Myth - Bank staff might ask you for your PIN number or online banking password to check who you are when they call you.
Truth - Bank staff will never ask for your 4-digit card PIN number or online banking password when speaking with you over the phone. They would never ask you to tap them into the telephone keypad either.
Myth - When someone phones me, the caller number displayed must be genuine.
Truth - Numbers can easily be 'spoofed' to mislead the person answering the call, never trust the number you see on your telephone's display. And like telephone numbers, text messages can also be spoofed to look like they are coming from elsewhere- even if the text appears in the same chain as previous messages!
Myth - It’s ok to let people put money in my bank account even if I don’t know them and don’t really understand why they are transferring me the money.
Truth - Whether you do so in return for payment or out of a sense of duty, this is clearly a no-no. In letting someone else use your account, you might be laundering the proceeds of crime or aiding other crimes- thereby leaving yourself open to face prosecution.
Myth - Public wi-fi is secure and provides a safe forum in which I can do my online banking, shopping etc.
Truth - Any data sent through public Wi-Fi can easily be intercepted. If you are using a mobile device over public wi-fi, you are risking the security of your personal information, digital identity, and your money. Risks are even greater if your device or computer is not protected by an effective security system.
Myth - It is always safe to make charitable donations to street collectors or via charity mailing
Truth - Most collections are genuine but check before giving to make sure your money goes to genuine, registered charities
Further advice on safer giving can be found on the Charity Commission website
Myth - Downloading digital content illegally is harmless.
Truth - This type of crime is far from victimless and has serious repercussions. Doing so can result in money being used to fund the activities of serious organised crime groups and also has an adverse impact on creative industries and the UK economy.
Legitimate, high quality, content is easy to find, but if you want reassurance head to The content map to find out some of the options available.
Myth - Changing details on my insurance policy or making an inflated insurance claim is not really fraud as everyone does it, I won’t get caught and Insurers can afford it anyway.
Truth - Insurance fraud is a crime that is taken seriously by both insurers and police.
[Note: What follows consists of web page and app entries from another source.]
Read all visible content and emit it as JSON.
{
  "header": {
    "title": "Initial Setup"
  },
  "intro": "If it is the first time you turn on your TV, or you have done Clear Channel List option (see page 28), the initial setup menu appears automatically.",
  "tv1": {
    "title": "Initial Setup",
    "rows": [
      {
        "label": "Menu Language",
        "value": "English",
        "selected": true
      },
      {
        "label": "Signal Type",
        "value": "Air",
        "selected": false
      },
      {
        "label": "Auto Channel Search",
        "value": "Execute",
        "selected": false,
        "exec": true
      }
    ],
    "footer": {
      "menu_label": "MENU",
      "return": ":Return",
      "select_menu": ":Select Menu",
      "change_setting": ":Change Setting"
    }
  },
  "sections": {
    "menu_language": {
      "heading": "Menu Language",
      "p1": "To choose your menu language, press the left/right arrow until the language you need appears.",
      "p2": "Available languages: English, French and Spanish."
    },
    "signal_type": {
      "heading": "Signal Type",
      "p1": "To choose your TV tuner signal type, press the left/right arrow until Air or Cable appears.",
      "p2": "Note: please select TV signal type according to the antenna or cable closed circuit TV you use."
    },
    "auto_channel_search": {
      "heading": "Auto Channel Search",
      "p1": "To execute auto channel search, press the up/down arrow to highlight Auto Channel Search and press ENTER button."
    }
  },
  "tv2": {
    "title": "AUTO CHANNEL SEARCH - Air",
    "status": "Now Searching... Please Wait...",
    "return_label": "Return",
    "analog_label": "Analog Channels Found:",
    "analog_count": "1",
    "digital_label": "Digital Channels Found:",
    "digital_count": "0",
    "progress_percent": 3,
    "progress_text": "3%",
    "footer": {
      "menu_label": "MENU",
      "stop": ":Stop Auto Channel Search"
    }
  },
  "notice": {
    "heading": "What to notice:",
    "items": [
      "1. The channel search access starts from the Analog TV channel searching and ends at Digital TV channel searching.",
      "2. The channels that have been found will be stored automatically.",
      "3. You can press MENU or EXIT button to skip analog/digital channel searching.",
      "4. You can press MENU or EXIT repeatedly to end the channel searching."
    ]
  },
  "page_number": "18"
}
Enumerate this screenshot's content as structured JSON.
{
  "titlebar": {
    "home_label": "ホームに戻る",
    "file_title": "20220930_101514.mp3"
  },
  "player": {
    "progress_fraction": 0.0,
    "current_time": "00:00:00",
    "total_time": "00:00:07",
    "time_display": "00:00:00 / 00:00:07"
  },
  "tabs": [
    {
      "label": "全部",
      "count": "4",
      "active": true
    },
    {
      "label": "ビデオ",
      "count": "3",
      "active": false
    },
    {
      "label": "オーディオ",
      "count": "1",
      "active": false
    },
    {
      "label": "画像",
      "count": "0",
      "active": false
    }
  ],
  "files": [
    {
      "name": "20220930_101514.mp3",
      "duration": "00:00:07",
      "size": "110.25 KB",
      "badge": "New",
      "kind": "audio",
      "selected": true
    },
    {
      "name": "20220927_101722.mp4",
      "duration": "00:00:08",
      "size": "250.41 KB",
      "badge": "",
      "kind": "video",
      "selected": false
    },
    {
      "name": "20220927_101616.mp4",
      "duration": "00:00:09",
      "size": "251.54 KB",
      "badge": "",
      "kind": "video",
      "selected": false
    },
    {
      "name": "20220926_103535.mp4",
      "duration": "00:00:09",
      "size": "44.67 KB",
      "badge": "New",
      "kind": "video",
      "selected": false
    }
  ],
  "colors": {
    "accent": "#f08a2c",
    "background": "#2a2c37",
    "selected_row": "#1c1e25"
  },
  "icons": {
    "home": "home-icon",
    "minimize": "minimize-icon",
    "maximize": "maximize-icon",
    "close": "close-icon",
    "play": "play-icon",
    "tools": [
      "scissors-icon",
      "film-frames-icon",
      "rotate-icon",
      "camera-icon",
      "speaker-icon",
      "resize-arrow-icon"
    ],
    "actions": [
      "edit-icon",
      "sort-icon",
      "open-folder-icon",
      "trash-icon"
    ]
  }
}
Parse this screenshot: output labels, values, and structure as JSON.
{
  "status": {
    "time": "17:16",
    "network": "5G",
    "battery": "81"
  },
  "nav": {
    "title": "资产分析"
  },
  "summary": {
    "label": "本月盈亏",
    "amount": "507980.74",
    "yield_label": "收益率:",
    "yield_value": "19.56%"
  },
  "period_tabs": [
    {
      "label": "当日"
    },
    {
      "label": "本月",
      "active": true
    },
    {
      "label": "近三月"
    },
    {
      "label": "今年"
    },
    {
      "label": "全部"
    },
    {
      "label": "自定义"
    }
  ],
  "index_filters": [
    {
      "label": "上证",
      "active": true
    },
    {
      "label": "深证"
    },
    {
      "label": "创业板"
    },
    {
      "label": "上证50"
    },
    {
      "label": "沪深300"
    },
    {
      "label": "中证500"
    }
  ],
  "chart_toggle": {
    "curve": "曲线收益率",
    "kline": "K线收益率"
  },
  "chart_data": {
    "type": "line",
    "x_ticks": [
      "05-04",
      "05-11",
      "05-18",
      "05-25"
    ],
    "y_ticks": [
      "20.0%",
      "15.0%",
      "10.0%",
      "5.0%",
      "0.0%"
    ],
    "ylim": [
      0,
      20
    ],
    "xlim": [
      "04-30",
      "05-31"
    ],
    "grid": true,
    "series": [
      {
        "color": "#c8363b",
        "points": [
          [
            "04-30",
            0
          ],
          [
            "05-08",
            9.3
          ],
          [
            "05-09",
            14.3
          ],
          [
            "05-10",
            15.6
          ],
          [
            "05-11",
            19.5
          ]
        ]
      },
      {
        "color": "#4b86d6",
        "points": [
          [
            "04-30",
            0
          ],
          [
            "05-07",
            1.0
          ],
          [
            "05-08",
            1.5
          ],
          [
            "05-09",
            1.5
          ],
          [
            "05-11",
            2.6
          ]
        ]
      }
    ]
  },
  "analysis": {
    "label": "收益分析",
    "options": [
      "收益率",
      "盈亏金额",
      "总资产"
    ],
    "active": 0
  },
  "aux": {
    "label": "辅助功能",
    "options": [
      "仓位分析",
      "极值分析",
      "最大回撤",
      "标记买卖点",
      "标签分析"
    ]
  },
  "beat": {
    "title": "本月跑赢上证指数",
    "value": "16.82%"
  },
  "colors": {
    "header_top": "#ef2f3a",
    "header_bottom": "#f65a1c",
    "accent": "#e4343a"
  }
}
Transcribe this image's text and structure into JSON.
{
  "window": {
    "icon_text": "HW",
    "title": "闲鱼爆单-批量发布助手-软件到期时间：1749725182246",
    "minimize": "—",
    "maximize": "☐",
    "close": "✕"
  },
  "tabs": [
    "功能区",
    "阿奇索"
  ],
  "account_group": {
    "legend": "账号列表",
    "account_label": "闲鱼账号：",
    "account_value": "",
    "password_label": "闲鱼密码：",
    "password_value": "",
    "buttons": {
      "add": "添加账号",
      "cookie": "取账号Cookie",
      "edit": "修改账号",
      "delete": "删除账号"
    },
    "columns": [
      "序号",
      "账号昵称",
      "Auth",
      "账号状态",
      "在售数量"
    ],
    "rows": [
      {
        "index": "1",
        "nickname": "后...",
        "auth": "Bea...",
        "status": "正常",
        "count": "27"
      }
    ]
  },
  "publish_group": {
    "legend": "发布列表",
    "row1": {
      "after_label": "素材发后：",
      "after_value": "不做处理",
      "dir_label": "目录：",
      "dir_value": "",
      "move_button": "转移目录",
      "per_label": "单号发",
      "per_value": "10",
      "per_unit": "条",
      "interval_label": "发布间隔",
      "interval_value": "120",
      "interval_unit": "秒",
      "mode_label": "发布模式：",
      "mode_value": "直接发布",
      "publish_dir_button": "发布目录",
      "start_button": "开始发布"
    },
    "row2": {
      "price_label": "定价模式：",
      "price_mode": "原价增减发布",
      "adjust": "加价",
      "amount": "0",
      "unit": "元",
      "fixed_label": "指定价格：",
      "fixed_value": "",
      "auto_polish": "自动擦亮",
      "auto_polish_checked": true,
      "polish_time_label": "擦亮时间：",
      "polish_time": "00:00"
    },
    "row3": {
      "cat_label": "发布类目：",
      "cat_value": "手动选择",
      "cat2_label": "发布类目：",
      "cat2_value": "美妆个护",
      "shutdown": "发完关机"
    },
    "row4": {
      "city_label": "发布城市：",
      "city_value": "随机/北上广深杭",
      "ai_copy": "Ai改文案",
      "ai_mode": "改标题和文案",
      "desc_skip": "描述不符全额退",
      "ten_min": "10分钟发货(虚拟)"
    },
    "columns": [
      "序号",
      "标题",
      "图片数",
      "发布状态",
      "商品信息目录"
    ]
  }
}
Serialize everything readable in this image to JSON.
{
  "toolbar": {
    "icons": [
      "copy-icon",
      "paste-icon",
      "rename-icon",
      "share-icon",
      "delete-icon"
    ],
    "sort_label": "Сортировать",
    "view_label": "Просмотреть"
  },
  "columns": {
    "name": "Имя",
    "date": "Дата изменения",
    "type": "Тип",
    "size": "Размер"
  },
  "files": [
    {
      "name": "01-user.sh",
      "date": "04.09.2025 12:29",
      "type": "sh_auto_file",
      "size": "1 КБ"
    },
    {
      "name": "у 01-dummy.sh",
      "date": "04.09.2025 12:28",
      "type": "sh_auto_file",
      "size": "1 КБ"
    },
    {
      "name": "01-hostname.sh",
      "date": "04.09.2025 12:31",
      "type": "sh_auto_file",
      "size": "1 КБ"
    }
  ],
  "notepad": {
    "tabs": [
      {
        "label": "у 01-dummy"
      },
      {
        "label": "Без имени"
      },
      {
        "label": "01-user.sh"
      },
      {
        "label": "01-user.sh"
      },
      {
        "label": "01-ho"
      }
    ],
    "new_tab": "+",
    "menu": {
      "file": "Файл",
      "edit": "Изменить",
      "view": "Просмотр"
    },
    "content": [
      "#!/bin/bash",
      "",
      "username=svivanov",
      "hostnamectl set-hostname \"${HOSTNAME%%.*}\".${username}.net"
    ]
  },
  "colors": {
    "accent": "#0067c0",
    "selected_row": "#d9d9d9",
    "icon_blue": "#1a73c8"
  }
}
The cost of fraud does not affect just insurers, but members of the public also. The chances of being caught are high and the impact on people’s lives notable, at the worst end of the spectrum innocent members of the public can be injured or even killed in deliberate collisions caused by fraudsters.
Myth - Money Transfer Systems are always safe ways of making payments
Truth - This is only the case if you personally know and can verify the person that you are sending the money to; you should never use these services to send money or payment to somebody you do not know, as once the cash is collected, the recipient is untraceable and the money is not refundable.
Myth - If I have anti-virus installed on my device (PC, Mobile, Tablet) I am fully protected from viruses
Truth – Not true - whilst anti-virus provides a very strong layer of protection to your device it can still be by-passed by sophisticated viruses aka malware. Users should still keep a cautious mind when confronted with unusual requests for personal information from a pop up or on any website they visit.
Myth - I can always trust the people I meet on online dating sites as they will have been vetted before being allowed to join.
Truth - Always be cautious about the people you meet online, especially if they start asking for money to help a family member, to visit you or pay medical bills etc. Never send money or give credit card or online account details to anyone you don’t know and trust.
Myth - It doesn’t really matter what information I post on social media sites as only my friends can read it
Truth - By getting your privacy settings wrong or accepting people you don’t know as friends, you may be giving fraudsters valuable information about you and your habits. Personal details can be used to guess passwords, habits and vulnerabilities so you need to check your social media settings regularly. All personal information is valuable and fraudsters are very good at filling in the missing information.
Myth - There’s nothing in my personal emails that anyone would care about.
Truth - Hackers can use your email to gain access to all your personal accounts. Make your password stronger with three random words.
Myth - If a company has a registered website then it must be legitimate.
Truth - It takes just minutes to set up a website in any name you want and at minimal cost which means fraudsters can set-up as website just as easily as anyone else.